Whenever the word "more" turns up in a line of the data below, copy that line.

════

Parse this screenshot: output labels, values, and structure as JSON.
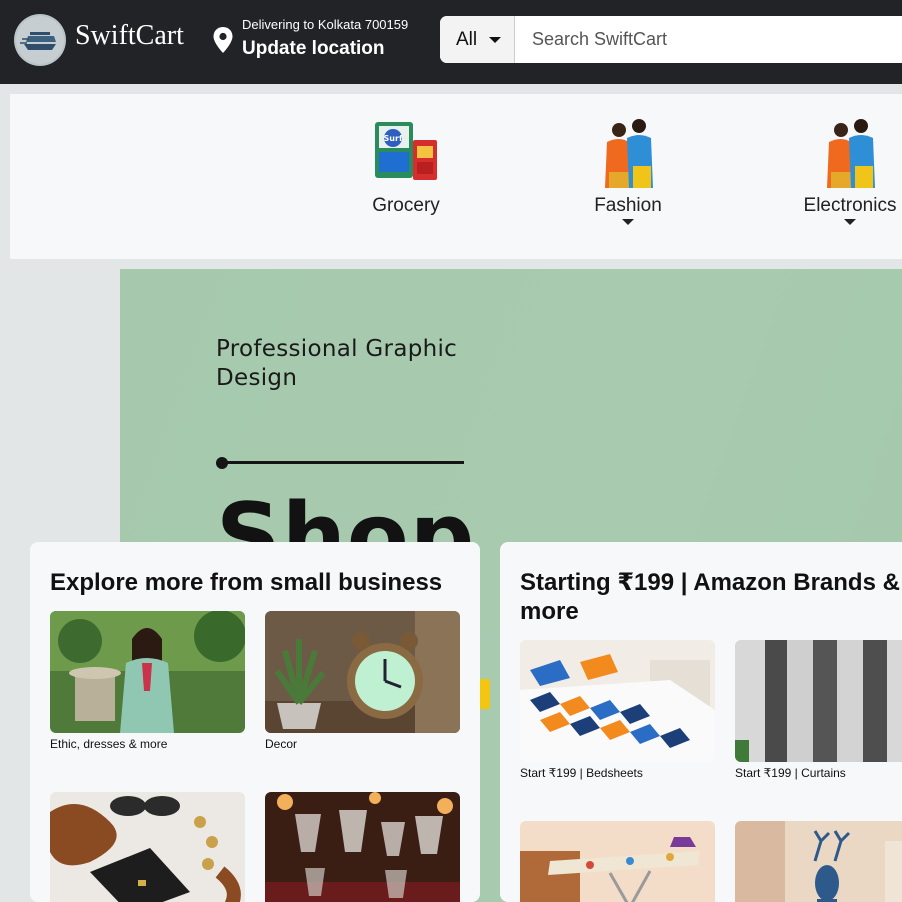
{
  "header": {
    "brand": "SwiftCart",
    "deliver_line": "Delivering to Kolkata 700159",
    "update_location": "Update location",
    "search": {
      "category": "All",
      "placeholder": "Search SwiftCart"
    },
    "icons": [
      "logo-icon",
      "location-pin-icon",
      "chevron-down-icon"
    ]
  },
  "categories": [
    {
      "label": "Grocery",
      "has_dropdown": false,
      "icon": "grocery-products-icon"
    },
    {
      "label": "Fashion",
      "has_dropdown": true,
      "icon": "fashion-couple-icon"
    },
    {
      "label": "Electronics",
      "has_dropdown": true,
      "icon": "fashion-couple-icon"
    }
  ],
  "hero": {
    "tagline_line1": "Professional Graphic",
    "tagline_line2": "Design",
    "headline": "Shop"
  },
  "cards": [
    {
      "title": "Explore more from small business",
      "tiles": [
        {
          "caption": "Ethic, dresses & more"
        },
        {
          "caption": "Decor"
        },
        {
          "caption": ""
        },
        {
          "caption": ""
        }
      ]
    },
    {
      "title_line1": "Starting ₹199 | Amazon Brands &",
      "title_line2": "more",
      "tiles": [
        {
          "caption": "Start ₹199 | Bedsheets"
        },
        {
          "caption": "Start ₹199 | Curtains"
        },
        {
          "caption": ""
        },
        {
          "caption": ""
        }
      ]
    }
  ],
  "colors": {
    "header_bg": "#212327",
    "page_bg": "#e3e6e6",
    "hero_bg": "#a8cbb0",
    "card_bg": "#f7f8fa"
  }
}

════

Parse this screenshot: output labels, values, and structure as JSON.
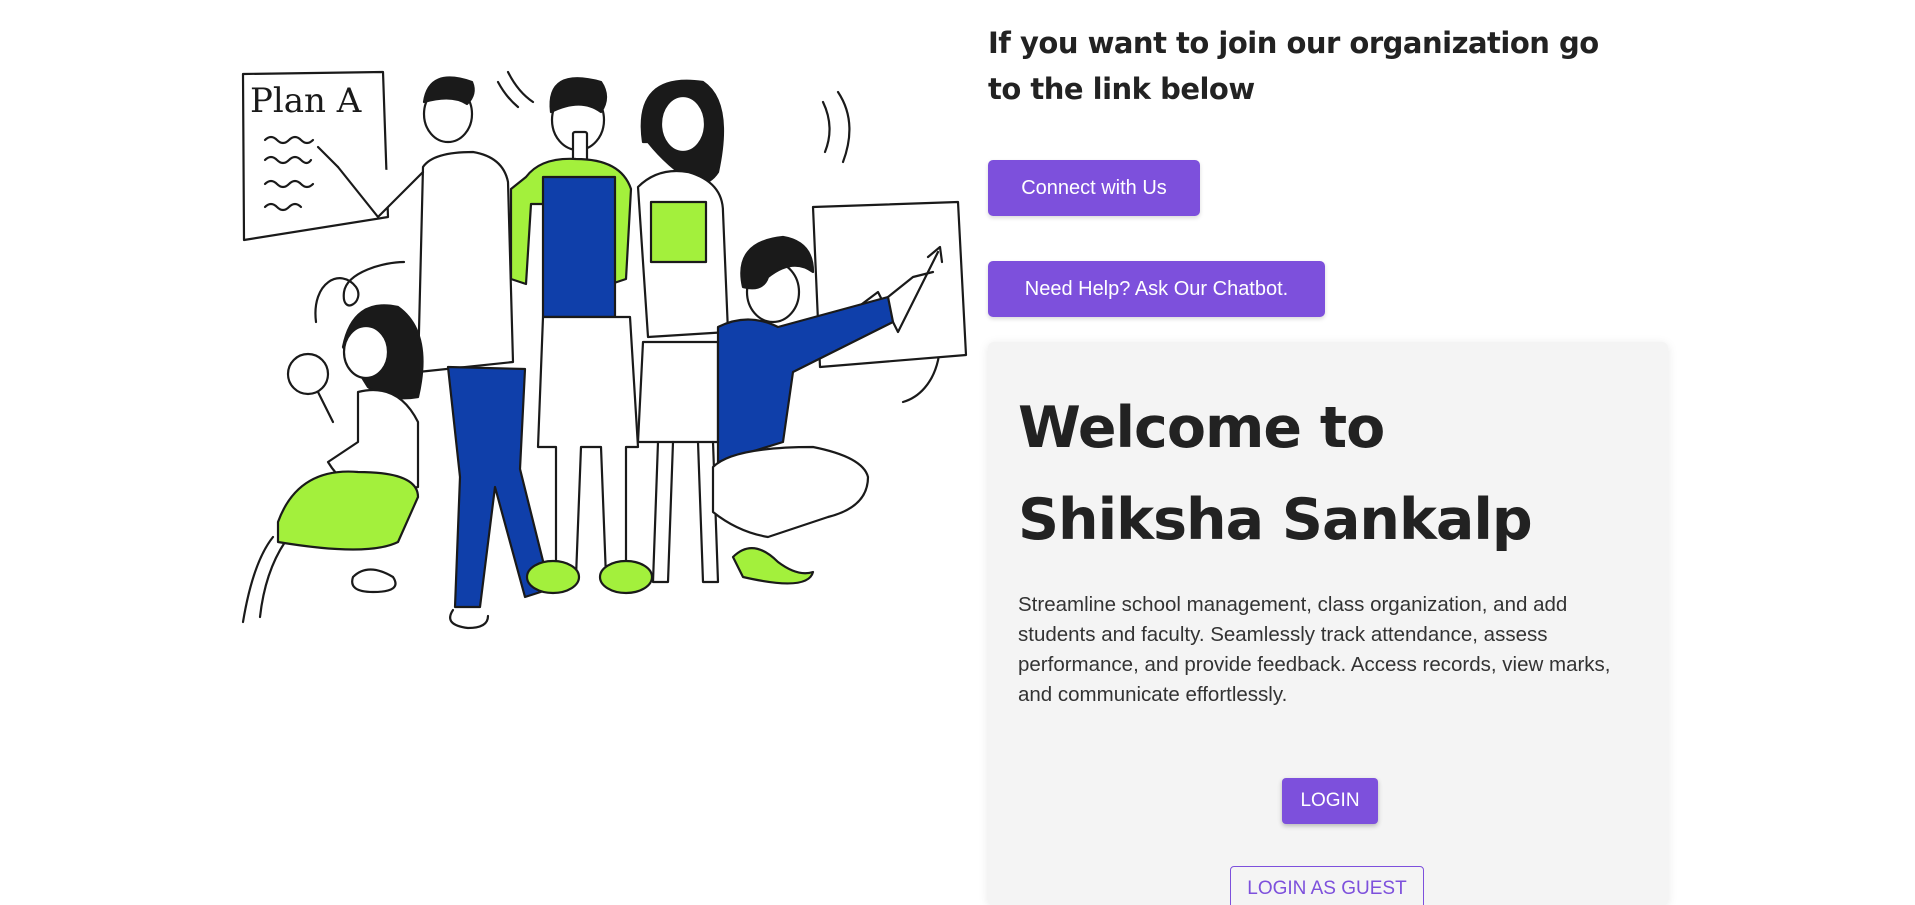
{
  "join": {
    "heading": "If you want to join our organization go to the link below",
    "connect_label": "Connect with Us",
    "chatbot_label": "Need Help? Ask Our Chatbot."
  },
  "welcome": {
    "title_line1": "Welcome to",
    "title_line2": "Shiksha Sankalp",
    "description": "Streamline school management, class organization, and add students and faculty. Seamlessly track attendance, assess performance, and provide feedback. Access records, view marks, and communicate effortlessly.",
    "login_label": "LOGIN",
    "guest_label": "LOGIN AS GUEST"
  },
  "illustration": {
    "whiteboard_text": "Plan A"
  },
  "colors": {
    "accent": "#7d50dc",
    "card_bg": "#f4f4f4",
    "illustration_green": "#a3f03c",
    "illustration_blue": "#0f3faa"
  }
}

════

**Response to the exercise**
      "title": "Explore more from small business",
          "caption": "Ethic, dresses & more"
      "title_line2": "more",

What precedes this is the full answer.